Repeat each entry. Keep every line exactly as it is.

--- Given entries Enclosed Below ---

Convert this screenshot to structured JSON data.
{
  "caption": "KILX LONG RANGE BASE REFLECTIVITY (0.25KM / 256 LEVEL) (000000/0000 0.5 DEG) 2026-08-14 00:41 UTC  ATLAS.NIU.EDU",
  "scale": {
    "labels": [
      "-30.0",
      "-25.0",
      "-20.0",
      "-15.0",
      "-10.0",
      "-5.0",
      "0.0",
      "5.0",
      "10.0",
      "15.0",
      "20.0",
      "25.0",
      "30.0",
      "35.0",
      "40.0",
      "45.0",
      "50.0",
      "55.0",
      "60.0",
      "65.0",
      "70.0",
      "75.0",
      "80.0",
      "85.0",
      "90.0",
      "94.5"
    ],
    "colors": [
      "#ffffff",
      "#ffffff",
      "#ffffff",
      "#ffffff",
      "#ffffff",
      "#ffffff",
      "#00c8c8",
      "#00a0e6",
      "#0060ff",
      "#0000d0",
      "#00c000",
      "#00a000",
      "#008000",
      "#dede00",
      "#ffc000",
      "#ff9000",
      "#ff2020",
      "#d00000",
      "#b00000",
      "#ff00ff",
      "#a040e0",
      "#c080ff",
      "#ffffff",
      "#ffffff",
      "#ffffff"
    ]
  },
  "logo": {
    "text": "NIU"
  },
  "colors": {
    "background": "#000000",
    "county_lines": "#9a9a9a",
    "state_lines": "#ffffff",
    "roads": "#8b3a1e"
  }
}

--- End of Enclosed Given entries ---

**Response to this task:**
Convert this screenshot to structured JSON data.
{
  "caption": "KILX LONG RANGE BASE REFLECTIVITY (0.25KM / 256 LEVEL) (000000/0000 0.5 DEG) 2026-08-14 00:41 UTC  ATLAS.NIU.EDU",
  "scale": {
    "labels": [
      "-30.0",
      "-25.0",
      "-20.0",
      "-15.0",
      "-10.0",
      "-5.0",
      "0.0",
      "5.0",
      "10.0",
      "15.0",
      "20.0",
      "25.0",
      "30.0",
      "35.0",
      "40.0",
      "45.0",
      "50.0",
      "55.0",
      "60.0",
      "65.0",
      "70.0",
      "75.0",
      "80.0",
      "85.0",
      "90.0",
      "94.5"
    ],
    "colors": [
      "#ffffff",
      "#ffffff",
      "#ffffff",
      "#ffffff",
      "#ffffff",
      "#ffffff",
      "#00c8c8",
      "#00a0e6",
      "#0060ff",
      "#0000d0",
      "#00c000",
      "#00a000",
      "#008000",
      "#dede00",
      "#ffc000",
      "#ff9000",
      "#ff2020",
      "#d00000",
      "#b00000",
      "#ff00ff",
      "#a040e0",
      "#c080ff",
      "#ffffff",
      "#ffffff",
      "#ffffff"
    ]
  },
  "logo": {
    "text": "NIU"
  },
  "colors": {
    "background": "#000000",
    "county_lines": "#9a9a9a",
    "state_lines": "#ffffff",
    "roads": "#8b3a1e"
  }
}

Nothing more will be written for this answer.